> [WORK TASK] All lines in the records below with the word "Transfer" must be returned.

> [DATA TO PROCESS]

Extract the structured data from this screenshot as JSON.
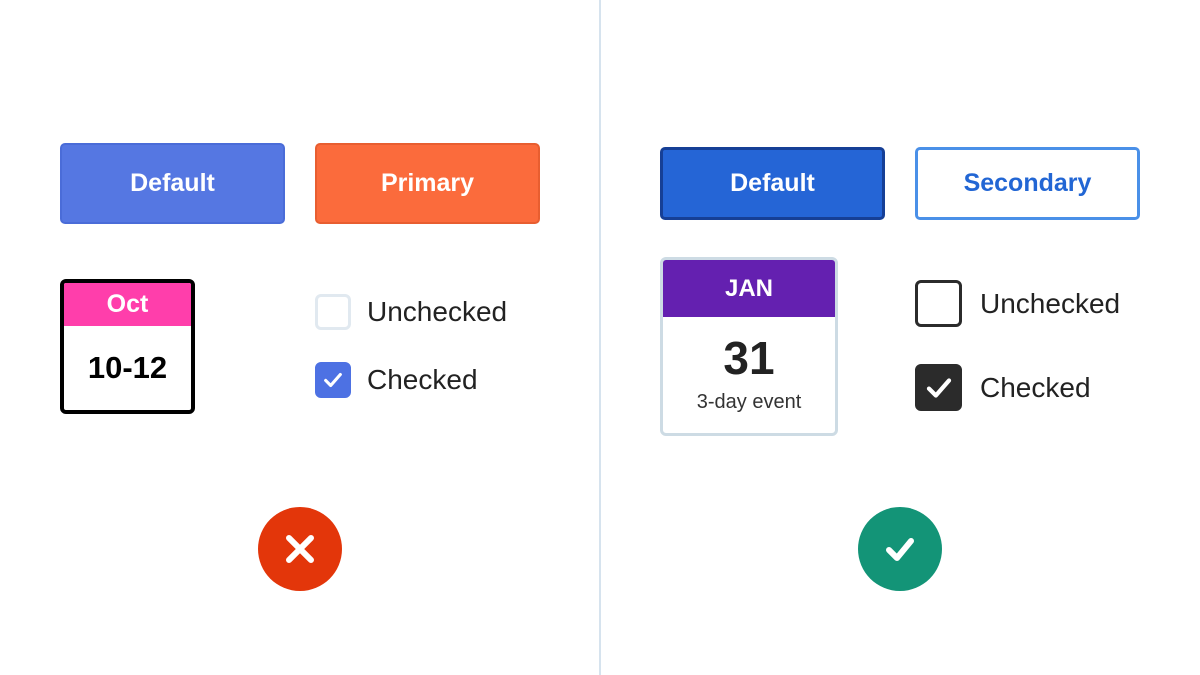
{
  "bad_example": {
    "buttons": {
      "default_label": "Default",
      "primary_label": "Primary"
    },
    "calendar": {
      "month": "Oct",
      "range": "10-12"
    },
    "checkboxes": {
      "unchecked_label": "Unchecked",
      "checked_label": "Checked"
    },
    "status_icon": "x-mark-icon",
    "colors": {
      "default_button": "#5577e2",
      "primary_button": "#fb6b3c",
      "calendar_header": "#ff3eab",
      "status": "#e3360a"
    }
  },
  "good_example": {
    "buttons": {
      "default_label": "Default",
      "secondary_label": "Secondary"
    },
    "calendar": {
      "month": "JAN",
      "day": "31",
      "note": "3-day event"
    },
    "checkboxes": {
      "unchecked_label": "Unchecked",
      "checked_label": "Checked"
    },
    "status_icon": "checkmark-icon",
    "colors": {
      "default_button": "#2565d6",
      "secondary_border": "#4a90e8",
      "calendar_header": "#6420b0",
      "status": "#139477"
    }
  }
}
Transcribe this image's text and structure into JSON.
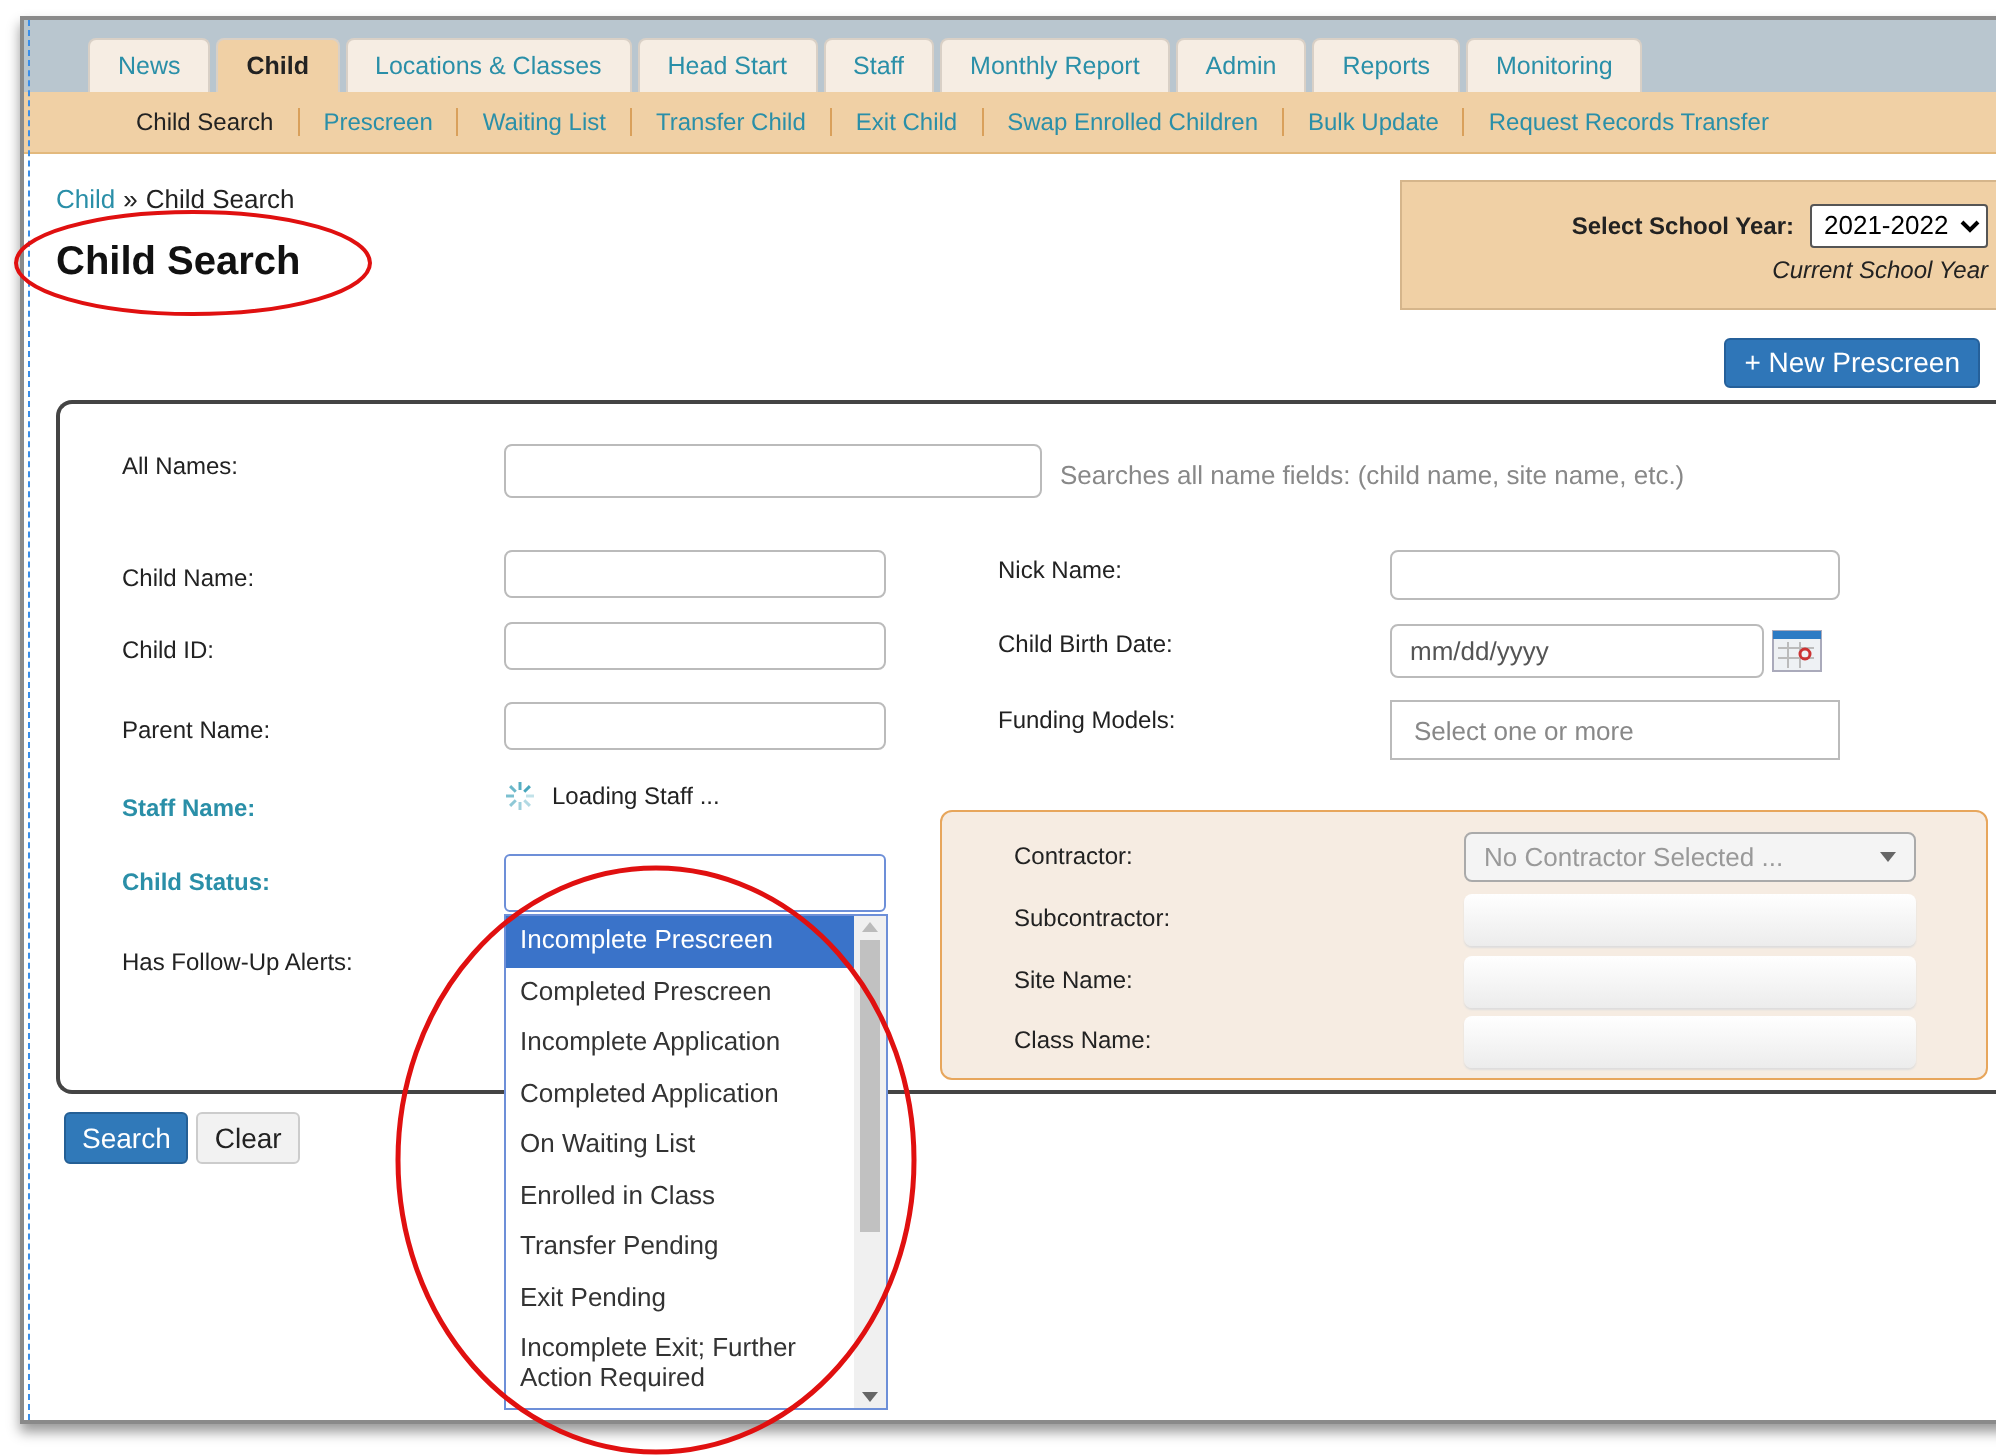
{
  "tabs": [
    {
      "label": "News",
      "selected": false
    },
    {
      "label": "Child",
      "selected": true
    },
    {
      "label": "Locations & Classes",
      "selected": false
    },
    {
      "label": "Head Start",
      "selected": false
    },
    {
      "label": "Staff",
      "selected": false
    },
    {
      "label": "Monthly Report",
      "selected": false
    },
    {
      "label": "Admin",
      "selected": false
    },
    {
      "label": "Reports",
      "selected": false
    },
    {
      "label": "Monitoring",
      "selected": false
    }
  ],
  "subnav": [
    {
      "label": "Child Search",
      "selected": true
    },
    {
      "label": "Prescreen",
      "selected": false
    },
    {
      "label": "Waiting List",
      "selected": false
    },
    {
      "label": "Transfer Child",
      "selected": false
    },
    {
      "label": "Exit Child",
      "selected": false
    },
    {
      "label": "Swap Enrolled Children",
      "selected": false
    },
    {
      "label": "Bulk Update",
      "selected": false
    },
    {
      "label": "Request Records Transfer",
      "selected": false
    }
  ],
  "breadcrumb": {
    "link": "Child",
    "separator": "»",
    "current": "Child Search"
  },
  "title": "Child Search",
  "school_year": {
    "label": "Select School Year:",
    "value": "2021-2022",
    "note": "Current School Year"
  },
  "new_button": "+ New Prescreen",
  "all_names": {
    "label": "All Names:",
    "hint": "Searches all name fields: (child name, site name, etc.)"
  },
  "left_fields": [
    {
      "label": "Child Name:",
      "kind": "text",
      "emphasized": false
    },
    {
      "label": "Child ID:",
      "kind": "text",
      "emphasized": false
    },
    {
      "label": "Parent Name:",
      "kind": "text",
      "emphasized": false
    },
    {
      "label": "Staff Name:",
      "kind": "loading",
      "emphasized": true,
      "text": "Loading Staff ..."
    },
    {
      "label": "Child Status:",
      "kind": "listbox",
      "emphasized": true
    },
    {
      "label": "Has Follow-Up Alerts:",
      "kind": "none",
      "emphasized": false
    }
  ],
  "right_fields": [
    {
      "label": "Nick Name:",
      "kind": "text"
    },
    {
      "label": "Child Birth Date:",
      "kind": "date",
      "placeholder": "mm/dd/yyyy"
    },
    {
      "label": "Funding Models:",
      "kind": "multi",
      "placeholder": "Select one or more"
    }
  ],
  "location_fields": [
    {
      "label": "Contractor:",
      "kind": "select",
      "value": "No Contractor Selected ..."
    },
    {
      "label": "Subcontractor:",
      "kind": "blank"
    },
    {
      "label": "Site Name:",
      "kind": "blank"
    },
    {
      "label": "Class Name:",
      "kind": "blank"
    }
  ],
  "status_options": [
    {
      "label": "Incomplete Prescreen",
      "selected": true
    },
    {
      "label": "Completed Prescreen",
      "selected": false
    },
    {
      "label": "Incomplete Application",
      "selected": false
    },
    {
      "label": "Completed Application",
      "selected": false
    },
    {
      "label": "On Waiting List",
      "selected": false
    },
    {
      "label": "Enrolled in Class",
      "selected": false
    },
    {
      "label": "Transfer Pending",
      "selected": false
    },
    {
      "label": "Exit Pending",
      "selected": false
    },
    {
      "label": "Incomplete Exit; Further Action Required",
      "selected": false
    }
  ],
  "buttons": {
    "search": "Search",
    "clear": "Clear"
  }
}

> [OUTPUT]
      "label": "Transfer Child",
      "label": "Request Records Transfer",
      "label": "Transfer Pending",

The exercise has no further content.